Destined to spend its life in HPC systems and supercomputers, the K20 is based off on a Kepler GK110 core which is billed as the “largest, fastest” processing core ever designed. It features a threefold increase in double precision performance over a comparable Fermi core and also incorporates high level dynamic parallelism, and Hyper Q technology.
Hyper Q allows these new Kepler parts to process up to 32 concurrent work queues (versus the single work queue for Fermi), allowing its massively powerful parallel abilities to stay fully engaged, optimizing efficiency.
From the information that Hardware Canucks has seen, the GK110 core is geared strictly towards high performance computing solutions rather than the desktop GeForce product space since it incorporates functionality that won’t be necessary for gaming or low level GPGPU compute. But that doesn’t mean it can’t be scaled according to NVIDIA’s needs in other markets (namely for GeForce and Quadro products) but for the time being it looks like NVIDIA is targeting their flagship at high margin niches.
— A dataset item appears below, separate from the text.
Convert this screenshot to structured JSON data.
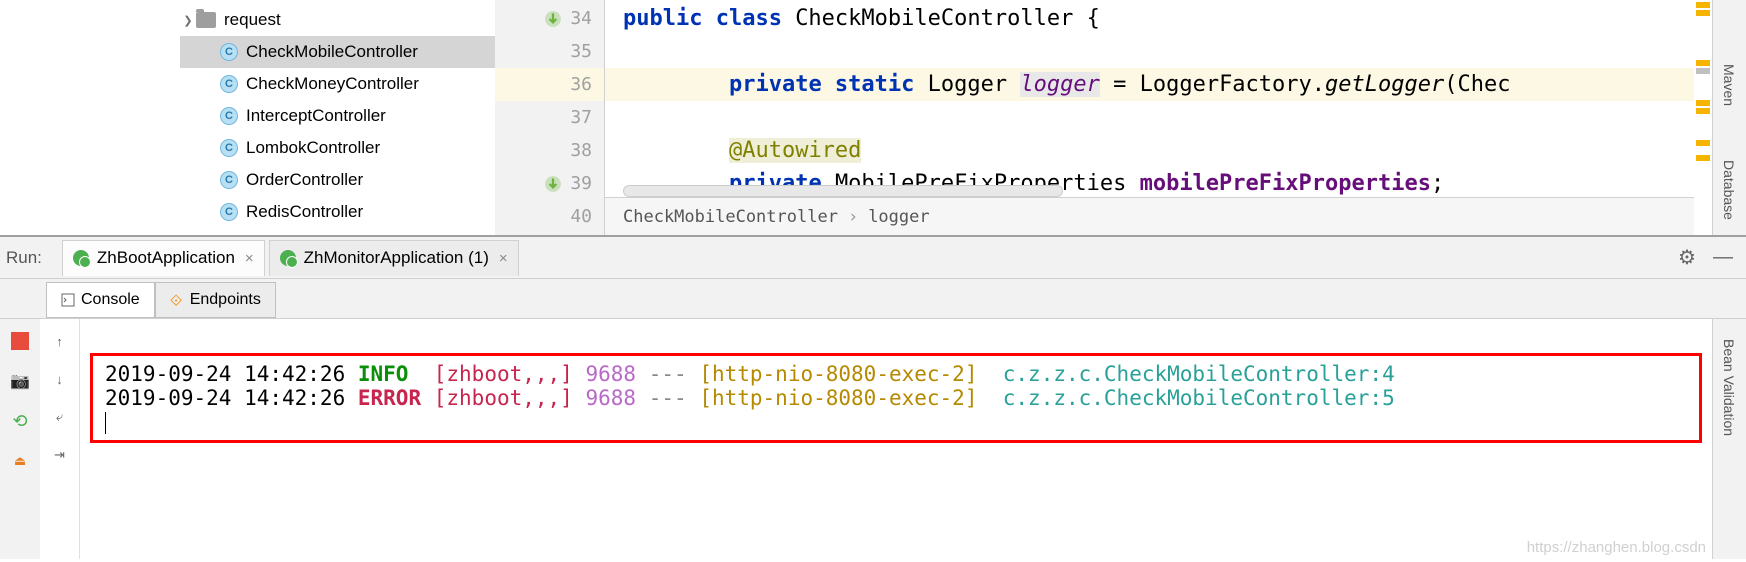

According to NVIDIA, this Kepler derivative will be the first highly virtualized GPU delivered to market, allowing it to render frames and stream them instantaneously without being connected to an external display. This means it can be used in cloud computing applications, possibly allowing for game streaming over a broadband internet connection to a remote device. As with the GeForce-branded chip, this one will be very efficient, making it possible to deploy Tesla-based clusters on much larger scale.
Stay tuned for more info as we can properly dissect the various nuances of this new chip.